All that from just one simple drawing.

The last item tonight may offend some of you. It is not a drawing of mine, but is an ad by Peta about Canada's annual seal hunt. I, personally, feel very strongly that there is no need for these young seals to be killed each year: No one needs their fur except the Native Peoples who live in that area who also eat the meat when they kill an animal. The seal hunters are just after the pelts and the meat rots on the snow. The fashionistas of the world can look elegant without killing wild animals and wearing their skins.

I have written to the government of Canada asking them to stop the hunts and pay the seal hunters the money they would make from a good year. They could also supply them with retraining programs so that in time they would have a new and better way to earn a living.




Maybe I am naive about all this, but I really don't think it is healthy for men and women to dull themselves to the fact that we live among all these creatures created by God and that even when we do have to kill for food and clothing, it should always be done with respect and gratitude. So goes my opinion anyway.

Well that is enough preaching from me for tonight.

May peace be yours.



2 comments:

Anonymous said...

I continue to enjoy your blog. The drawing of the fisherman casting a net is, in my view, everything but simple as you stated. I'm attracted to it. Among other things, a net being cast in the hands of a person well trained in the art of doing so is a thing of grace and beauty . . . . . . to be able to effectively "throw" the net in such a controlled fashion so as to have it expand from the much smaller configuration when it leaves the caster's hand to fall into the water at full extension is not an easy thing to do. Many years ago I gave this a try surf casting for Mullet in the Gulf of Mexico. Despite many try's and the instruction of someone who had mastered the art, I could not do it. Along with that facet of my attraction to it is the name you gave it, which I like, and your masterful use of color. Thanks for drawing an posting the Althea blossoms. Your rendition is beautiful! I share your stated disdain for the slaughter of baby seals just to harvest their pelts for sale. In fact, I strongly disapprove of the killing of any animal for such purpose. Hylott

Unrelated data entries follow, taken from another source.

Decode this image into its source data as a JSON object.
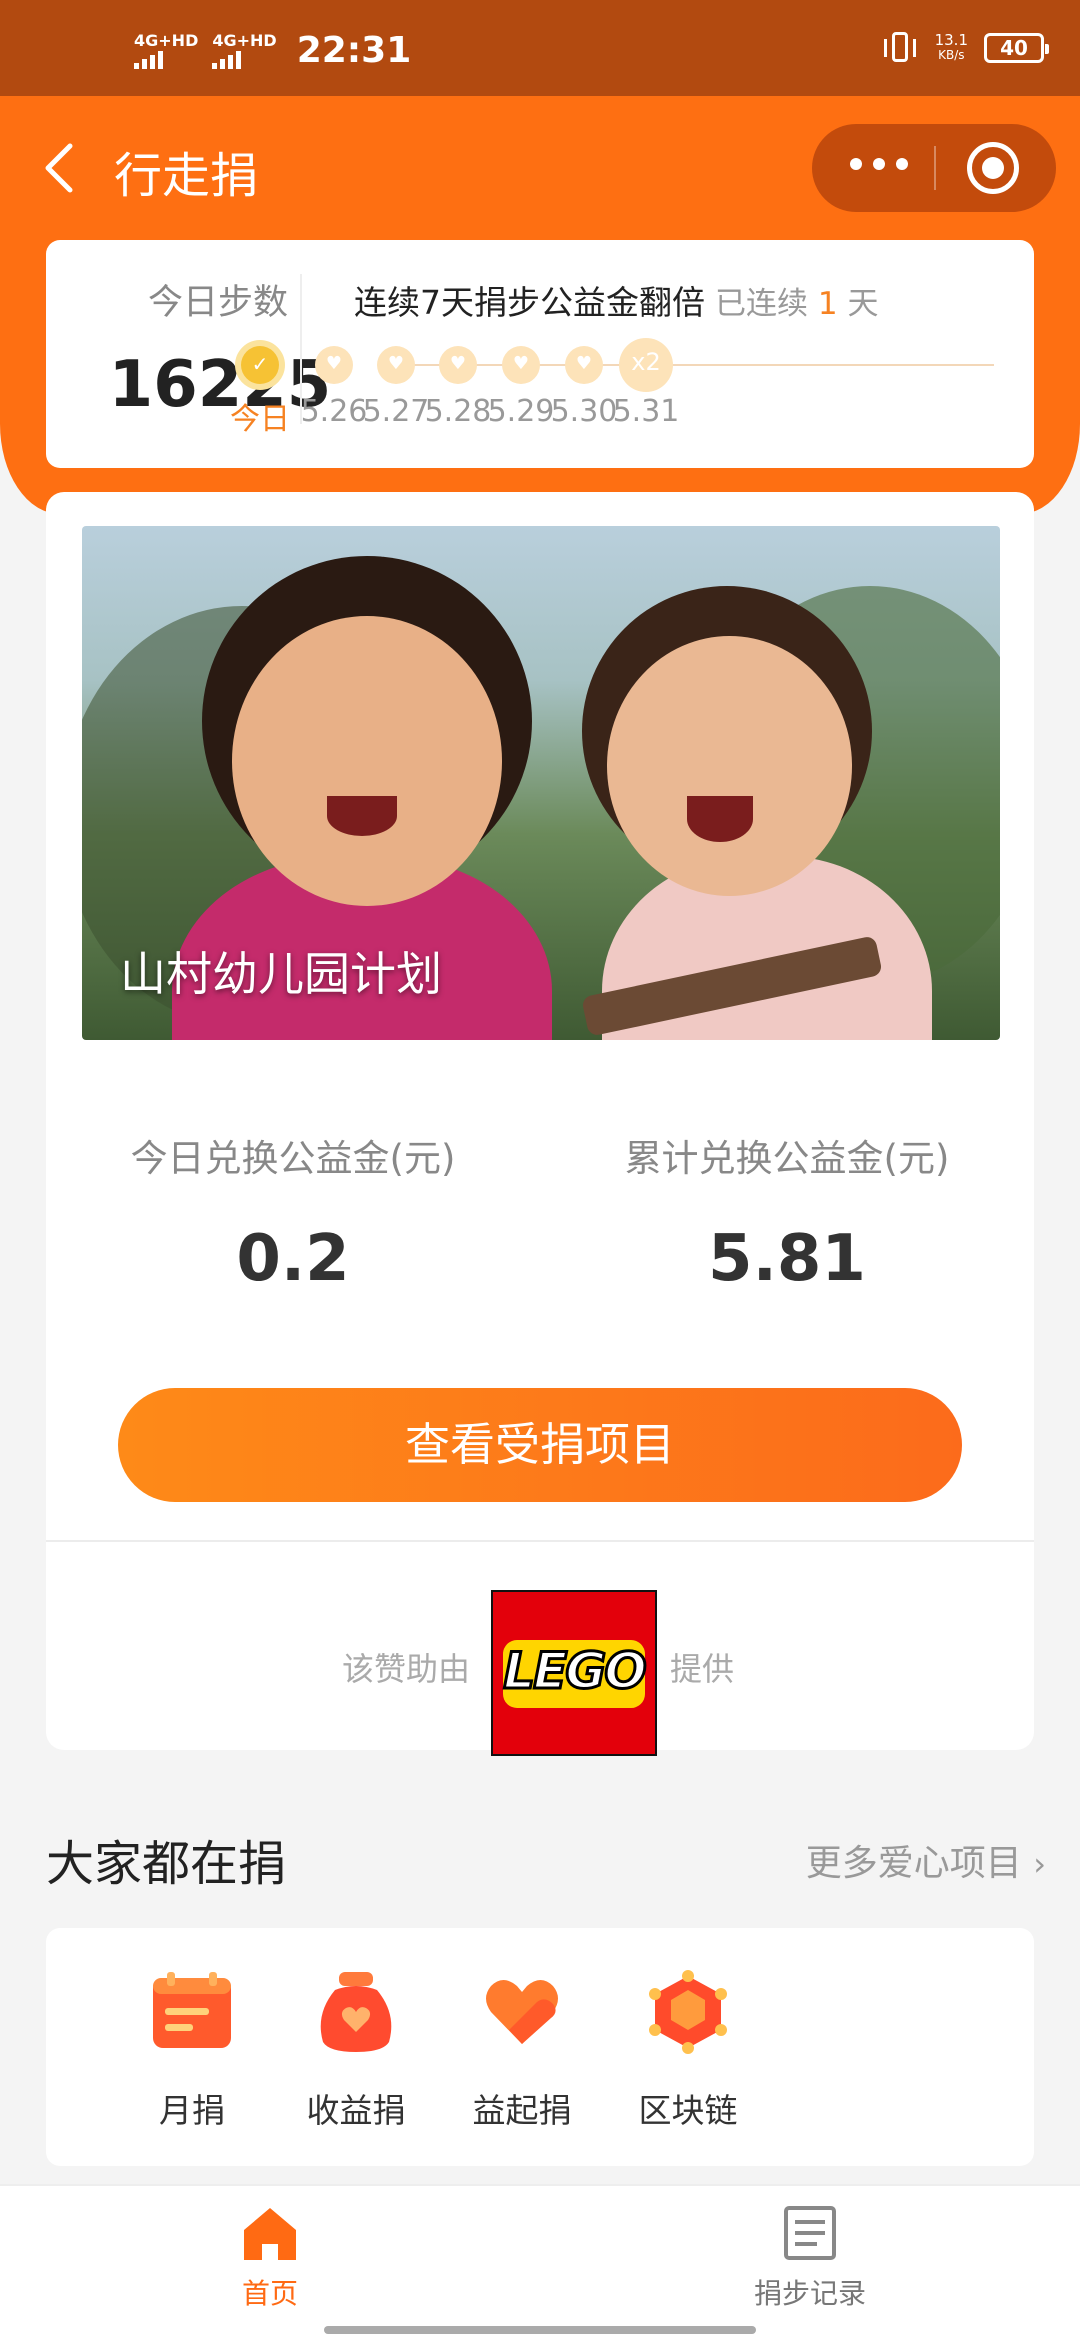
{
  "status_bar": {
    "network1": "4G+HD",
    "network2": "4G+HD",
    "time": "22:31",
    "speed_value": "13.1",
    "speed_unit": "KB/s",
    "battery": "40"
  },
  "header": {
    "title": "行走捐",
    "back_icon": "chevron-left-icon",
    "more_icon": "more-dots-icon",
    "close_icon": "target-circle-icon"
  },
  "steps": {
    "today_label": "今日步数",
    "today_count": "16225",
    "streak_title": "连续7天捐步公益金翻倍",
    "streak_prefix": "已连续",
    "streak_days": "1",
    "streak_suffix": "天",
    "days": [
      {
        "label": "今日",
        "state": "done"
      },
      {
        "label": "5.26",
        "state": "pending"
      },
      {
        "label": "5.27",
        "state": "pending"
      },
      {
        "label": "5.28",
        "state": "pending"
      },
      {
        "label": "5.29",
        "state": "pending"
      },
      {
        "label": "5.30",
        "state": "pending"
      },
      {
        "label": "5.31",
        "state": "double"
      }
    ],
    "double_badge": "x2"
  },
  "project": {
    "title": "山村幼儿园计划",
    "today_label": "今日兑换公益金(元)",
    "today_value": "0.2",
    "total_label": "累计兑换公益金(元)",
    "total_value": "5.81",
    "cta_label": "查看受捐项目",
    "sponsor_prefix": "该赞助由",
    "sponsor_brand": "LEGO",
    "sponsor_suffix": "提供"
  },
  "section": {
    "title": "大家都在捐",
    "more_label": "更多爱心项目",
    "items": [
      {
        "label": "月捐",
        "icon": "calendar-icon"
      },
      {
        "label": "收益捐",
        "icon": "money-bag-icon"
      },
      {
        "label": "益起捐",
        "icon": "heart-icon"
      },
      {
        "label": "区块链",
        "icon": "blockchain-cube-icon"
      }
    ]
  },
  "tabbar": {
    "tabs": [
      {
        "label": "首页",
        "icon": "home-icon",
        "active": true
      },
      {
        "label": "捐步记录",
        "icon": "record-list-icon",
        "active": false
      }
    ]
  },
  "colors": {
    "brand": "#fe6f12",
    "status_bar": "#b24a10",
    "accent": "#f68222"
  }
}
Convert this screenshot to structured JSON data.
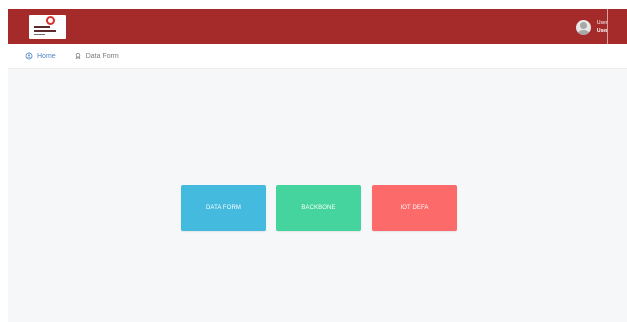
{
  "header": {
    "logo_icon": "company-logo",
    "user": {
      "name": "User",
      "role": "User",
      "avatar_icon": "user-avatar-icon"
    }
  },
  "nav": {
    "items": [
      {
        "label": "Home",
        "icon": "home-icon",
        "active": true
      },
      {
        "label": "Data Form",
        "icon": "data-form-icon",
        "active": false
      }
    ]
  },
  "main": {
    "cards": [
      {
        "label": "DATA FORM",
        "color": "#44badf"
      },
      {
        "label": "BACKBONE",
        "color": "#45d49e"
      },
      {
        "label": "IOT DEFA",
        "color": "#fd6a6a"
      }
    ]
  },
  "colors": {
    "topbar": "#a52a2a",
    "page_background": "#f6f7f9",
    "nav_active": "#4b84c8",
    "nav_inactive": "#7b7b7b"
  }
}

Amra Porobic said...

I liked your icon "Just like Peter". Your interpretation of net is truly artistic. The moment of casting is really well captured. A.